**Material supplied**
^^^^
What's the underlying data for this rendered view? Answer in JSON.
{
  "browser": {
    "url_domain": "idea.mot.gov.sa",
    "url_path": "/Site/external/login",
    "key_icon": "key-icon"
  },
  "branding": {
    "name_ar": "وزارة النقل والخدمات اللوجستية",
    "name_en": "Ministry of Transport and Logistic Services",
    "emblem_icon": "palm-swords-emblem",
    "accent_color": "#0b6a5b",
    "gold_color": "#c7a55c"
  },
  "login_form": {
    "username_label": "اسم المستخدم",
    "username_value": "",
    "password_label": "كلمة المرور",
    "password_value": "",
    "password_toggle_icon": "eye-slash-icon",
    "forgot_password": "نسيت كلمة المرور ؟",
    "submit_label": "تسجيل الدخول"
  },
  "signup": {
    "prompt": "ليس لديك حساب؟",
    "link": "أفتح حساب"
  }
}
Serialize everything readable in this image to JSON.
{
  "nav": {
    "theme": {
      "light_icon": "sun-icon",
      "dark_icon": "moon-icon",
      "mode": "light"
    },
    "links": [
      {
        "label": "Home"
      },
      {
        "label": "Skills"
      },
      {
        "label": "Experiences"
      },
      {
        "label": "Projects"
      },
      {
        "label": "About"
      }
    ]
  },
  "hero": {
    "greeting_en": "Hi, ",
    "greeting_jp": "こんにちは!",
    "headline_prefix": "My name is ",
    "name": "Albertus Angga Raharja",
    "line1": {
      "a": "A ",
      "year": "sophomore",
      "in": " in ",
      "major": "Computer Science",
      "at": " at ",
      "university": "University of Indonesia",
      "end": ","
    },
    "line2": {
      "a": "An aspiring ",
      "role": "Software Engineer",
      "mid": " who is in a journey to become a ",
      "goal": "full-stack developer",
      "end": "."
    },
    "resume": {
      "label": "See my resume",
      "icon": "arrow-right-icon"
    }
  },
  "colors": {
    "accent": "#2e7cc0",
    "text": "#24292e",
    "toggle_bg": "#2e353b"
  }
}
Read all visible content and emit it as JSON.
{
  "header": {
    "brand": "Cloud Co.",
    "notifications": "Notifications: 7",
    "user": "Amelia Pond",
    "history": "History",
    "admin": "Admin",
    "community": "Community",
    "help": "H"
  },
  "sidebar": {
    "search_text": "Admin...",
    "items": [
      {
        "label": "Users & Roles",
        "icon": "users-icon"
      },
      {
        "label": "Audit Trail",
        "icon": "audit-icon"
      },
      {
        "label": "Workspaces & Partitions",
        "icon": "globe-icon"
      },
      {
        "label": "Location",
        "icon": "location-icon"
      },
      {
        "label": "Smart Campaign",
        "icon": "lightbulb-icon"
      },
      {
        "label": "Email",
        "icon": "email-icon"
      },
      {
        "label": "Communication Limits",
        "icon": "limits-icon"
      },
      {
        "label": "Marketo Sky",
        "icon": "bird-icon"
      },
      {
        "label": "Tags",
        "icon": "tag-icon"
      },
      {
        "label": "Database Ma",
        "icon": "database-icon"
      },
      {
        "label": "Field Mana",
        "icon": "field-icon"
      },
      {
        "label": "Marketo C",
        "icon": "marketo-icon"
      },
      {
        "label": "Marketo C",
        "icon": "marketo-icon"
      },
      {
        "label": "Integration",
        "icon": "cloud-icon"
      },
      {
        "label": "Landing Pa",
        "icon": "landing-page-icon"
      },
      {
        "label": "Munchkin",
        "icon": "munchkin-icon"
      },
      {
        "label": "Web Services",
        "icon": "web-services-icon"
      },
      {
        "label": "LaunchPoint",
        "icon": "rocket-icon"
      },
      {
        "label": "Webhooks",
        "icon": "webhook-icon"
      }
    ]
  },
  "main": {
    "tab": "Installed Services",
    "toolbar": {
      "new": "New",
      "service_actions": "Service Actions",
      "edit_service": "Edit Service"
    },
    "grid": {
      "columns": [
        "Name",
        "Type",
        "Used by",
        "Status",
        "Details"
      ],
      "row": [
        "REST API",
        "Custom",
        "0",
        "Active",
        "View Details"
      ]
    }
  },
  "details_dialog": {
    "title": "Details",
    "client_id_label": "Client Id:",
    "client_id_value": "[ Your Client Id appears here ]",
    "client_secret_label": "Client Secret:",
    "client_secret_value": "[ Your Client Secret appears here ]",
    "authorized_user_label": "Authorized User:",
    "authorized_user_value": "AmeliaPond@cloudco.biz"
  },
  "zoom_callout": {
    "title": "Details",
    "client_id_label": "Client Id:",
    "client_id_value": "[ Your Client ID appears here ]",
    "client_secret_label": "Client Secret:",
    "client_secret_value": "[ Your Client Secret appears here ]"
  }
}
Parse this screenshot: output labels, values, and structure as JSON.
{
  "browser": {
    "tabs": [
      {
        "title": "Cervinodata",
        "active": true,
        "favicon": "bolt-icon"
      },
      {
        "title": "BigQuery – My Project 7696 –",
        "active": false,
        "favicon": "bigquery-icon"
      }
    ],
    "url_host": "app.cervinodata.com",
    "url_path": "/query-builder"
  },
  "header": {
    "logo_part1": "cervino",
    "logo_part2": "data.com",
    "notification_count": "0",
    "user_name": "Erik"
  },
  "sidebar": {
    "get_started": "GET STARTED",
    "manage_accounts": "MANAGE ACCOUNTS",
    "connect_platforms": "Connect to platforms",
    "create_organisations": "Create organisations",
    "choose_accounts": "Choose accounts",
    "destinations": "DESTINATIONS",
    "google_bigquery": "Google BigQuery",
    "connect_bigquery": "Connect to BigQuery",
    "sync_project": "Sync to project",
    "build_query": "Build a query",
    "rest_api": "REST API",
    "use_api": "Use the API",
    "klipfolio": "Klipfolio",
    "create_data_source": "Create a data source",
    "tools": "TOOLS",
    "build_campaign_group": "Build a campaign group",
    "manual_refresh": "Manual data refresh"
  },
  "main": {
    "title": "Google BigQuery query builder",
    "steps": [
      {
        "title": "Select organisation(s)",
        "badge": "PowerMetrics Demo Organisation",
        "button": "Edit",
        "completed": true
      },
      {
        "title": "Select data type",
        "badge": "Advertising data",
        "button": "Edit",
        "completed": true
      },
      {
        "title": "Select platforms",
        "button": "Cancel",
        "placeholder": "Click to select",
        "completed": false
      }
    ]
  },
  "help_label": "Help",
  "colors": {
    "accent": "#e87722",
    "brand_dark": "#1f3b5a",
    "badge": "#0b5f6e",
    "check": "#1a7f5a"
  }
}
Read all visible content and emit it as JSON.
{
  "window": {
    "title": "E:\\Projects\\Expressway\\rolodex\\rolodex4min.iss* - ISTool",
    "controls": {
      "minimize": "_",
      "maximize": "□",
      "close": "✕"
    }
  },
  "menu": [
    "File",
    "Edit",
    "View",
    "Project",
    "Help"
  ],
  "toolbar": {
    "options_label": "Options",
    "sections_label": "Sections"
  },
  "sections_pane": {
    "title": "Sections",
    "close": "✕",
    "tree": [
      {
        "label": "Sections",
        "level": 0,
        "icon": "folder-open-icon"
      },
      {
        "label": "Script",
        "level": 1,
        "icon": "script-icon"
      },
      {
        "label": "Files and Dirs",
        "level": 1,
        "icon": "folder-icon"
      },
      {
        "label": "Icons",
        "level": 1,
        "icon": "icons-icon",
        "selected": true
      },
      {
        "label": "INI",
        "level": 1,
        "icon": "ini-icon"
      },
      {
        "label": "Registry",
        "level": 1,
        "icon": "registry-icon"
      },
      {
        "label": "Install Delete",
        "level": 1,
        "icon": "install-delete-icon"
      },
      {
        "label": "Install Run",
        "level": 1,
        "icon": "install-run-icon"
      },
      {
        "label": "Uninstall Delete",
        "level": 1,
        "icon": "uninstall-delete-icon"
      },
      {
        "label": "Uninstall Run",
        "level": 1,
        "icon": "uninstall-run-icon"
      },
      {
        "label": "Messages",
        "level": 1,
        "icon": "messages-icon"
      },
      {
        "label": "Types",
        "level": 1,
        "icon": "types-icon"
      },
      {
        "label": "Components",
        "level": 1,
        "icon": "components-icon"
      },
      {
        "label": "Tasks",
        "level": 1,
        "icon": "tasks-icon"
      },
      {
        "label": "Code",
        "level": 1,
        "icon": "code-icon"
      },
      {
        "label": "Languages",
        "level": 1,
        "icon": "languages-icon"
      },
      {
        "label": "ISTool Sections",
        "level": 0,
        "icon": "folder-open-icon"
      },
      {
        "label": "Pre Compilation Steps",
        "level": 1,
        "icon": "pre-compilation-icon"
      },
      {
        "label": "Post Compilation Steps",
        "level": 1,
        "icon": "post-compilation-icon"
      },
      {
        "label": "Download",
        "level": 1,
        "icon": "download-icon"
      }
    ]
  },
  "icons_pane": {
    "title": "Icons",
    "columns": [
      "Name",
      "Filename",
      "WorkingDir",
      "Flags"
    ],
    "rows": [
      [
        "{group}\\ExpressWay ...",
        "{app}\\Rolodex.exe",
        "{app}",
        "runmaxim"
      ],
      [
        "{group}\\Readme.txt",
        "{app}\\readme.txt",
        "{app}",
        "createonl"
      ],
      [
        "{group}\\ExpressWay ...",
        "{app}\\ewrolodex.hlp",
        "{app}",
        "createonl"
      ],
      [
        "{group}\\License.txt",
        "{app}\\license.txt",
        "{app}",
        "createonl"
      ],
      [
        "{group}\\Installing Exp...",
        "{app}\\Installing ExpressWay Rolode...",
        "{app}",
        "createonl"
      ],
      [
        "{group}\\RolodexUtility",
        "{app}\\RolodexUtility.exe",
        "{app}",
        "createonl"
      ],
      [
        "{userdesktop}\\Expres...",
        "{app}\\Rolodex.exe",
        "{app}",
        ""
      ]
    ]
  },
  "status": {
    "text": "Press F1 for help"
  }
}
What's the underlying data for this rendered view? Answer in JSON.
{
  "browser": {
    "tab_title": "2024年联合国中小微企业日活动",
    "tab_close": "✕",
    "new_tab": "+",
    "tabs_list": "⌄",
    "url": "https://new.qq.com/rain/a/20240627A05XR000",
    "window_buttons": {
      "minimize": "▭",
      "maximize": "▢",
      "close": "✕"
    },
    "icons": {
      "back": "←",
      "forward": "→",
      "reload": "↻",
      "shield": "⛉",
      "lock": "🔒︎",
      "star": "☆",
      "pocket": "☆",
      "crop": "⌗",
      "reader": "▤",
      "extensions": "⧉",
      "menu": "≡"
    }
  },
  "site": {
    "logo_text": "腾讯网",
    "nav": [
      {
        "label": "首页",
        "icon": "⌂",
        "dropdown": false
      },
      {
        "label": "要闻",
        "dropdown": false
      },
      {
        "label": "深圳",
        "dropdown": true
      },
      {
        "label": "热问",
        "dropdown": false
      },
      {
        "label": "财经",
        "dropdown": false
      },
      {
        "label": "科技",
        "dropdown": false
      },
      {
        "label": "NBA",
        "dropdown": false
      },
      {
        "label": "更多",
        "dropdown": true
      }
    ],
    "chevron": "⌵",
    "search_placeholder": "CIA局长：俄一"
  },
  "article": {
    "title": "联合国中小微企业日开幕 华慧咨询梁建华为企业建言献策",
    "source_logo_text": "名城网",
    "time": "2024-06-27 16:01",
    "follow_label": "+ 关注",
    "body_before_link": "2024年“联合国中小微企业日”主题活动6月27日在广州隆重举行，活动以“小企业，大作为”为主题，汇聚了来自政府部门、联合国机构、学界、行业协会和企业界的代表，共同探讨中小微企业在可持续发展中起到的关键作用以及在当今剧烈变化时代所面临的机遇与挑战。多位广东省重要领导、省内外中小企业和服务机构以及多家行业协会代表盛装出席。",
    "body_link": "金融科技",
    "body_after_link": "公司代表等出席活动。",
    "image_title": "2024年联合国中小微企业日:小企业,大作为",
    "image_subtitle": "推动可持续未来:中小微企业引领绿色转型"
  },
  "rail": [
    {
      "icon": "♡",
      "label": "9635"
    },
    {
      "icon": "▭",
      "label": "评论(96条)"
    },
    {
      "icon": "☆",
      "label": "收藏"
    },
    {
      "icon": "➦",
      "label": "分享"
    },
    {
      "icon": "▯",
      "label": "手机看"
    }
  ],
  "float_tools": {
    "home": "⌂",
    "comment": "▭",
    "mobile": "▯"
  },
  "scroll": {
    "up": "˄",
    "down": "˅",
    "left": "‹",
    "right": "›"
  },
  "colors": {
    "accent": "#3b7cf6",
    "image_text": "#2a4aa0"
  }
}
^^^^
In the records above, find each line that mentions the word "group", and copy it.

    "build_campaign_group": "Build a campaign group",
        "{group}\\ExpressWay ...",
        "{group}\\Readme.txt",
        "{group}\\ExpressWay ...",
        "{group}\\License.txt",
        "{group}\\Installing Exp...",
        "{group}\\RolodexUtility",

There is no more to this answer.